When our kids are little, we take them to their well child exams in order to ensure they remain healthy. This preventive visit reassures us that they are growing well, meeting development milestones, and offers the opportunity to have our (and our child’s) questions about health answered. As kids enter the teen years, these visits occur less and less often. A friend recently asked my opinion as a pediatrician and adolescent specialist about when teens are too old to go see the pediatrician? This excellent question prompted me to post about the topic.
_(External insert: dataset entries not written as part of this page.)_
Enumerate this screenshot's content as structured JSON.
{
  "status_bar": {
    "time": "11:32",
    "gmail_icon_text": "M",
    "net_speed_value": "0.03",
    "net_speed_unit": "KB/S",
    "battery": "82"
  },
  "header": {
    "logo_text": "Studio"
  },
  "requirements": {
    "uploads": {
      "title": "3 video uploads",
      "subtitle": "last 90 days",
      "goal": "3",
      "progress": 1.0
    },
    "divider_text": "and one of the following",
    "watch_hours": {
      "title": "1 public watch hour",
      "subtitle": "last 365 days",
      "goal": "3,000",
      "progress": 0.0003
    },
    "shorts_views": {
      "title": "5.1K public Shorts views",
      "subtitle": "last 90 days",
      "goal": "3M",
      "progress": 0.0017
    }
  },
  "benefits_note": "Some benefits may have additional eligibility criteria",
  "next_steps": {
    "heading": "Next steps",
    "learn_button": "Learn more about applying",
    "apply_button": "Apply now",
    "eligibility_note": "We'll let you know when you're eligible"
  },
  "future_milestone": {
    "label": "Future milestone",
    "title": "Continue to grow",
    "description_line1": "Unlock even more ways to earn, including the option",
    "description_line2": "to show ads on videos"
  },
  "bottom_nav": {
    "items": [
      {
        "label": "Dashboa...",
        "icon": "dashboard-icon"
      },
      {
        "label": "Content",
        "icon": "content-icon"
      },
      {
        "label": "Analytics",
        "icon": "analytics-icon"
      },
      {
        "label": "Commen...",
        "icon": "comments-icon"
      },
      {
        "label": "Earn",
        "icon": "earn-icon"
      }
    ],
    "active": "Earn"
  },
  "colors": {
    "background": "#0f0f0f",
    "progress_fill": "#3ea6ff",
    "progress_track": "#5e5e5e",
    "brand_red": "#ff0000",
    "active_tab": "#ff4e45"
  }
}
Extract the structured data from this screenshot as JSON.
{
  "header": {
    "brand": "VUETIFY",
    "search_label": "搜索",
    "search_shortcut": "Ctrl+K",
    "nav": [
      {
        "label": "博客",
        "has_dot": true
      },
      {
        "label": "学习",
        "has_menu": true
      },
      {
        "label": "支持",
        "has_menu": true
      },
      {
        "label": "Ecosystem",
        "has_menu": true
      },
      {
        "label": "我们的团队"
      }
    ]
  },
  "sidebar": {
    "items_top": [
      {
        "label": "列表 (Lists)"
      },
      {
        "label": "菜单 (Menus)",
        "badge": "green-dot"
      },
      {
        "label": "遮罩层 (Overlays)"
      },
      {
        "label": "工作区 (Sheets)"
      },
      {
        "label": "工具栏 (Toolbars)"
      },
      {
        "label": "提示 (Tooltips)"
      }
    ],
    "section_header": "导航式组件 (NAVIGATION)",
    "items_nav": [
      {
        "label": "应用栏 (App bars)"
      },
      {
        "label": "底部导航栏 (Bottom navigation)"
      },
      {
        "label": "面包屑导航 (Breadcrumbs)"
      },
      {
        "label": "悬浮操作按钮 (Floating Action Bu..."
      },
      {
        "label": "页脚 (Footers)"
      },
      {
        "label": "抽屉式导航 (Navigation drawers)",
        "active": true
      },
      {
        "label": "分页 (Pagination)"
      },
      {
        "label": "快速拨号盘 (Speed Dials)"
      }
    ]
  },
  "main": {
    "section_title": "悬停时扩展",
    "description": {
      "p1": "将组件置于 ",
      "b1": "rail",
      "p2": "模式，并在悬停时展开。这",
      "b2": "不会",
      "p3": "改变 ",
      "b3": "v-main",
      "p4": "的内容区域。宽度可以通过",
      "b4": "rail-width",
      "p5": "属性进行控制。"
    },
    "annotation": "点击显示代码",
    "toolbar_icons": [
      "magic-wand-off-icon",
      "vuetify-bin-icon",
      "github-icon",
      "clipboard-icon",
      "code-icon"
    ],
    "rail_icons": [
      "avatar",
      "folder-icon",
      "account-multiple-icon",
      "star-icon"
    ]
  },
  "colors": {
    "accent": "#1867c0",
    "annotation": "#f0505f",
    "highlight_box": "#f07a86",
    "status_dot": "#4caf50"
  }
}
A little known fact is that pediatricians are caring people. Ok, this is a well known characteristic of pediatricians! We have the privilege of watching babies grow into toddlers, toddlers grow into kids, and kids grow into teens. Due to our ongoing relationship with our patients and families, we sometimes have trouble being able to ‘graduate’ our patients to a new adult provider. We miss the families and want to make sure they continue to receive excellent care. Parents also come with concerns about transition. Some of the concerns that arise when both parents and pediatricians consider transitioning teens include: Will the new provider understand their history? Will the teen connect with the new provider? Will insurance coverage be a concern? Will the teen understand how to navigate our complex medical system alone?
However, as pediatricians, our medical training is focused on the care of people who are not adults. As teens age, medical concerns that arise may be out of our scope of expertise. A transition to a medical provider with training in adult health care is going to be warranted eventually.
From the perspective of the teen, they may ask for a change sooner that we (as pediatricians) or parents are ready to let go. One step into the waiting room of a pediatrician and you’re transported to a child friendly place, often complete with toys, children’s books, and a fish tank. This environment is set up to entertain young children as they wait, but adolescents may find it boring, inappropriate, or too young for them to feel comfortable.
The American Academy of Pediatrics, together with the American College of Physicians, and the American Academy of Family Medicine provided recommendations on transition from pediatric to adult providers in 2011. The article in journal of Pediatrics can be found here. They recommend the following schedule:
- Initiate the discussion of transition with parents around age 12 or 13.
- At age 14 or 15, begin developing a plan with teens and parents (this may include giving the teen more responsibility for knowing medications, spending time with the teen alone, or scheduling their own appointments).
- By age 16 or 17 review and update the earlier plan.
- Around age 18 or so, plan to proceed with the transition. Before actually transitioning to a different provider, the teen and family can visit adult medicine practices, meet new providers, and decide who will be the best fit for their needs. If a teen is going to move for college, this may include visiting the college health services.
This is a general timeline and some teens may be ready to transition sooner than age 18, while others may transition around age 21. If your teen has complex medical concerns and is followed by multiple providers the transition process may be more complicated, so talk with your team early. Next time you meet with your pediatrician, bring up the idea of transition and get the conversation started!
Resources on transition to adult care include: